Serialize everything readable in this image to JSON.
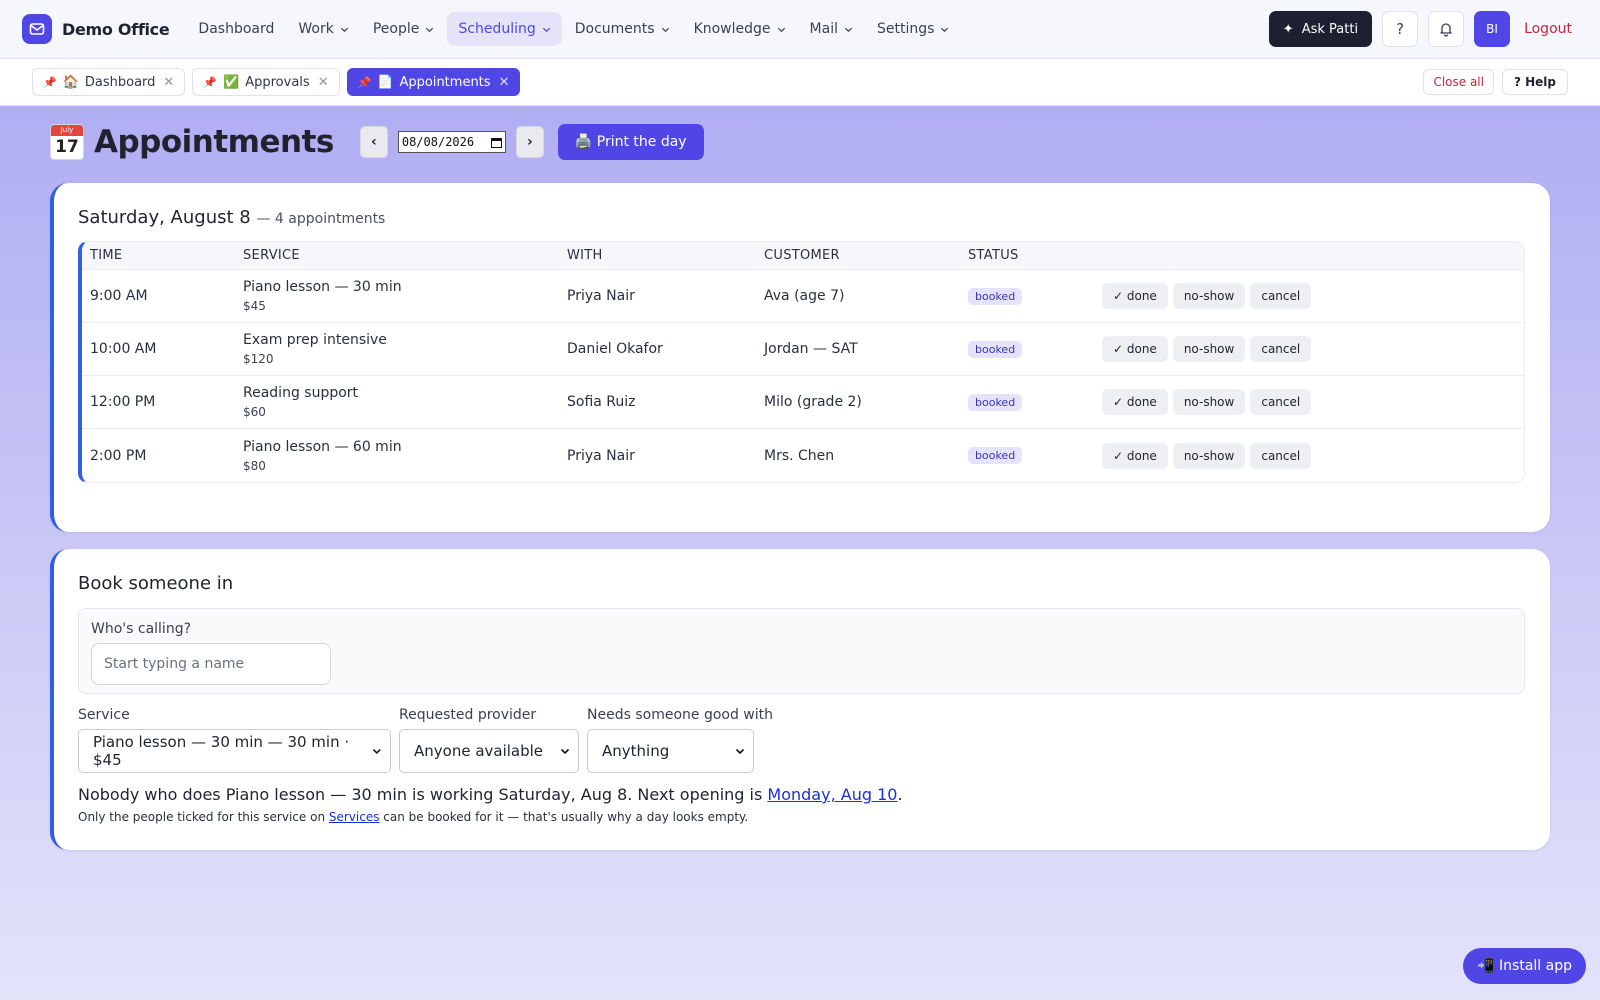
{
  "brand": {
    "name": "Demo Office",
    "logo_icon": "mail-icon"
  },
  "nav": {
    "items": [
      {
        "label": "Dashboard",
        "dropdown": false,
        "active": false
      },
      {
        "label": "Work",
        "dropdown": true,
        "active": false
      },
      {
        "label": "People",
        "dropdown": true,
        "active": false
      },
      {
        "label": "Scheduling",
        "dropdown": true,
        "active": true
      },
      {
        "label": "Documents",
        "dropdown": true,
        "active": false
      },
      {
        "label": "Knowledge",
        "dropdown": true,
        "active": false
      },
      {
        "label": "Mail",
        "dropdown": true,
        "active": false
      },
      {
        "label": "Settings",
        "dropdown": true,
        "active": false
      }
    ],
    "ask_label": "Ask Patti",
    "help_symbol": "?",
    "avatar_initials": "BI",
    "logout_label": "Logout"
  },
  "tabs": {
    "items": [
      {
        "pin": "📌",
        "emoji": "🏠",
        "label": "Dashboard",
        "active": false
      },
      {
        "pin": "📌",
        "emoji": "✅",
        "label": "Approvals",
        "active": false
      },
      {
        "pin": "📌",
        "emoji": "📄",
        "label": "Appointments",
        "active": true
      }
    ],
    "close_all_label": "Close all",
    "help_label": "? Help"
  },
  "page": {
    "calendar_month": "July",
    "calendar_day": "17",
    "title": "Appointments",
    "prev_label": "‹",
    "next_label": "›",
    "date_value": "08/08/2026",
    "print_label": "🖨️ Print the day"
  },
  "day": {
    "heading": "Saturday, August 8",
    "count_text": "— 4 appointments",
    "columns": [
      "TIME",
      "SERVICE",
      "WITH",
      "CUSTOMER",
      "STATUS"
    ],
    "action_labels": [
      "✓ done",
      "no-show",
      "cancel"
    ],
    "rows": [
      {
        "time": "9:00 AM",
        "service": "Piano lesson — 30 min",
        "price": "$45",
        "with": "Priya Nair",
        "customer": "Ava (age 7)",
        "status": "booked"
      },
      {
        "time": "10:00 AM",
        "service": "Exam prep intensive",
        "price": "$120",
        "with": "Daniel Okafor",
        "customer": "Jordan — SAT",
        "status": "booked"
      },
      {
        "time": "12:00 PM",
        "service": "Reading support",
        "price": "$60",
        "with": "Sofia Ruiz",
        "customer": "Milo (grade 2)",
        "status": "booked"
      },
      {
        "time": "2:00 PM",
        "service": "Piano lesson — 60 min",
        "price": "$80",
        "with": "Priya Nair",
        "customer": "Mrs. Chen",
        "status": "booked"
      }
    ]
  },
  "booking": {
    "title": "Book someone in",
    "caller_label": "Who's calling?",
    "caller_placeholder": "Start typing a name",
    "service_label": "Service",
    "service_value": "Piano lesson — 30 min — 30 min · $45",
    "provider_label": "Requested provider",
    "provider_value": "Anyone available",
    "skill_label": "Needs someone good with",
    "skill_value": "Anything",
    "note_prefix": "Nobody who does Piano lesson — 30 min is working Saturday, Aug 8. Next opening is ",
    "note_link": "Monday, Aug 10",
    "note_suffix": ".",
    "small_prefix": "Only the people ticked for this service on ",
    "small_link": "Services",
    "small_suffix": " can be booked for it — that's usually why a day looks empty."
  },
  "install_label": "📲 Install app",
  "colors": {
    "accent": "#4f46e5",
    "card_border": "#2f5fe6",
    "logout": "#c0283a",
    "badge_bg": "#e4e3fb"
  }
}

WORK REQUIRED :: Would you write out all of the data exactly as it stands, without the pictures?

RESPONSE TO THIS TASK ::
Serialize everything readable in this image to JSON.
{
  "brand": {
    "name": "Demo Office",
    "logo_icon": "mail-icon"
  },
  "nav": {
    "items": [
      {
        "label": "Dashboard",
        "dropdown": false,
        "active": false
      },
      {
        "label": "Work",
        "dropdown": true,
        "active": false
      },
      {
        "label": "People",
        "dropdown": true,
        "active": false
      },
      {
        "label": "Scheduling",
        "dropdown": true,
        "active": true
      },
      {
        "label": "Documents",
        "dropdown": true,
        "active": false
      },
      {
        "label": "Knowledge",
        "dropdown": true,
        "active": false
      },
      {
        "label": "Mail",
        "dropdown": true,
        "active": false
      },
      {
        "label": "Settings",
        "dropdown": true,
        "active": false
      }
    ],
    "ask_label": "Ask Patti",
    "help_symbol": "?",
    "avatar_initials": "BI",
    "logout_label": "Logout"
  },
  "tabs": {
    "items": [
      {
        "pin": "📌",
        "emoji": "🏠",
        "label": "Dashboard",
        "active": false
      },
      {
        "pin": "📌",
        "emoji": "✅",
        "label": "Approvals",
        "active": false
      },
      {
        "pin": "📌",
        "emoji": "📄",
        "label": "Appointments",
        "active": true
      }
    ],
    "close_all_label": "Close all",
    "help_label": "? Help"
  },
  "page": {
    "calendar_month": "July",
    "calendar_day": "17",
    "title": "Appointments",
    "prev_label": "‹",
    "next_label": "›",
    "date_value": "08/08/2026",
    "print_label": "🖨️ Print the day"
  },
  "day": {
    "heading": "Saturday, August 8",
    "count_text": "— 4 appointments",
    "columns": [
      "TIME",
      "SERVICE",
      "WITH",
      "CUSTOMER",
      "STATUS"
    ],
    "action_labels": [
      "✓ done",
      "no-show",
      "cancel"
    ],
    "rows": [
      {
        "time": "9:00 AM",
        "service": "Piano lesson — 30 min",
        "price": "$45",
        "with": "Priya Nair",
        "customer": "Ava (age 7)",
        "status": "booked"
      },
      {
        "time": "10:00 AM",
        "service": "Exam prep intensive",
        "price": "$120",
        "with": "Daniel Okafor",
        "customer": "Jordan — SAT",
        "status": "booked"
      },
      {
        "time": "12:00 PM",
        "service": "Reading support",
        "price": "$60",
        "with": "Sofia Ruiz",
        "customer": "Milo (grade 2)",
        "status": "booked"
      },
      {
        "time": "2:00 PM",
        "service": "Piano lesson — 60 min",
        "price": "$80",
        "with": "Priya Nair",
        "customer": "Mrs. Chen",
        "status": "booked"
      }
    ]
  },
  "booking": {
    "title": "Book someone in",
    "caller_label": "Who's calling?",
    "caller_placeholder": "Start typing a name",
    "service_label": "Service",
    "service_value": "Piano lesson — 30 min — 30 min · $45",
    "provider_label": "Requested provider",
    "provider_value": "Anyone available",
    "skill_label": "Needs someone good with",
    "skill_value": "Anything",
    "note_prefix": "Nobody who does Piano lesson — 30 min is working Saturday, Aug 8. Next opening is ",
    "note_link": "Monday, Aug 10",
    "note_suffix": ".",
    "small_prefix": "Only the people ticked for this service on ",
    "small_link": "Services",
    "small_suffix": " can be booked for it — that's usually why a day looks empty."
  },
  "install_label": "📲 Install app",
  "colors": {
    "accent": "#4f46e5",
    "card_border": "#2f5fe6",
    "logout": "#c0283a",
    "badge_bg": "#e4e3fb"
  }
}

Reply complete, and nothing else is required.